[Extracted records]
===
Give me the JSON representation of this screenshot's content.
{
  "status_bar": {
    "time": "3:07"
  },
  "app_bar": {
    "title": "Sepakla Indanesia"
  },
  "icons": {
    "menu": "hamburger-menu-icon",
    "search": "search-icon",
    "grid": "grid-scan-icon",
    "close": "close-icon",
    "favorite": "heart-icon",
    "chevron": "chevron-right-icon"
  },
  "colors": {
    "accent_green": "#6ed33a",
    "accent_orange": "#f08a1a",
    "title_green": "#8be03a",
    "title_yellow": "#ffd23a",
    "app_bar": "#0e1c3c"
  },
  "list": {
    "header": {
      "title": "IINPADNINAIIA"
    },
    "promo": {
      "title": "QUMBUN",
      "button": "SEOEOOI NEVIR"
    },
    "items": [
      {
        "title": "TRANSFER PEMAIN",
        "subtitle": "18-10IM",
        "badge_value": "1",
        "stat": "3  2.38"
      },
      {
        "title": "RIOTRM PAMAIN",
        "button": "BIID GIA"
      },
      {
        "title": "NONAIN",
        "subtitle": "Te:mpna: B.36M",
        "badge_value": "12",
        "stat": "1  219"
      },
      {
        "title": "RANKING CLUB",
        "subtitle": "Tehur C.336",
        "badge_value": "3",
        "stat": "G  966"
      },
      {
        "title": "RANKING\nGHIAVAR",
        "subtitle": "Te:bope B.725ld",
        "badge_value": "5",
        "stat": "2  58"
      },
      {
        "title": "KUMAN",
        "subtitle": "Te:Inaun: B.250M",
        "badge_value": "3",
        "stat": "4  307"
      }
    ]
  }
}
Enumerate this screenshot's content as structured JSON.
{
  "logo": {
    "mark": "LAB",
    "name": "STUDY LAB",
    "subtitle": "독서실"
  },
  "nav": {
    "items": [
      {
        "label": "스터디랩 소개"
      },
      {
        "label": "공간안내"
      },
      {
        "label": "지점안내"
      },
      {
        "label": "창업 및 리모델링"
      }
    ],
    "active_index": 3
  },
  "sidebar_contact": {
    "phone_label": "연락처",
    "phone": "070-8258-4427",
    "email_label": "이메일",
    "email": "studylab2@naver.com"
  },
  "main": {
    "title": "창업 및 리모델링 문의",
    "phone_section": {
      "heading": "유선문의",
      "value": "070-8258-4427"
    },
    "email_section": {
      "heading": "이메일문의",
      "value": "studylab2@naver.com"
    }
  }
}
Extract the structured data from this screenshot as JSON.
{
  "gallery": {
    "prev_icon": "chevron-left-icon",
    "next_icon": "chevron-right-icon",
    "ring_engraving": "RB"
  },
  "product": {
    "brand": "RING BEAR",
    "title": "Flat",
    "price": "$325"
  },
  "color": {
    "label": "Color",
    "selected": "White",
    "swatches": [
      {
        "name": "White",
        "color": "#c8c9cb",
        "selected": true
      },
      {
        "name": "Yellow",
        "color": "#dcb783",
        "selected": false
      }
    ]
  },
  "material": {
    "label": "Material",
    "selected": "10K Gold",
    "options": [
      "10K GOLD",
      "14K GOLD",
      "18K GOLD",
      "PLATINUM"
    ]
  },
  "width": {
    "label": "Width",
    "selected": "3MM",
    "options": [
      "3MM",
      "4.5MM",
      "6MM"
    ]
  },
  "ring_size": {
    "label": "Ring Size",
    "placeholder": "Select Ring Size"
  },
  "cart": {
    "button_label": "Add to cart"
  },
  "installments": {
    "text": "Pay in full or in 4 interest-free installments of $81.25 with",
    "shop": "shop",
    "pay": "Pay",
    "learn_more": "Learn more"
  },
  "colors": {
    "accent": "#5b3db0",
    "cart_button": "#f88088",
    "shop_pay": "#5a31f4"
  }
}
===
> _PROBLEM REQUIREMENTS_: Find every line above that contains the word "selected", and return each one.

> _THE COMPLETED TASK_:
    "selected": "White",
        "selected": true
        "selected": false
    "selected": "10K Gold",
    "selected": "3MM",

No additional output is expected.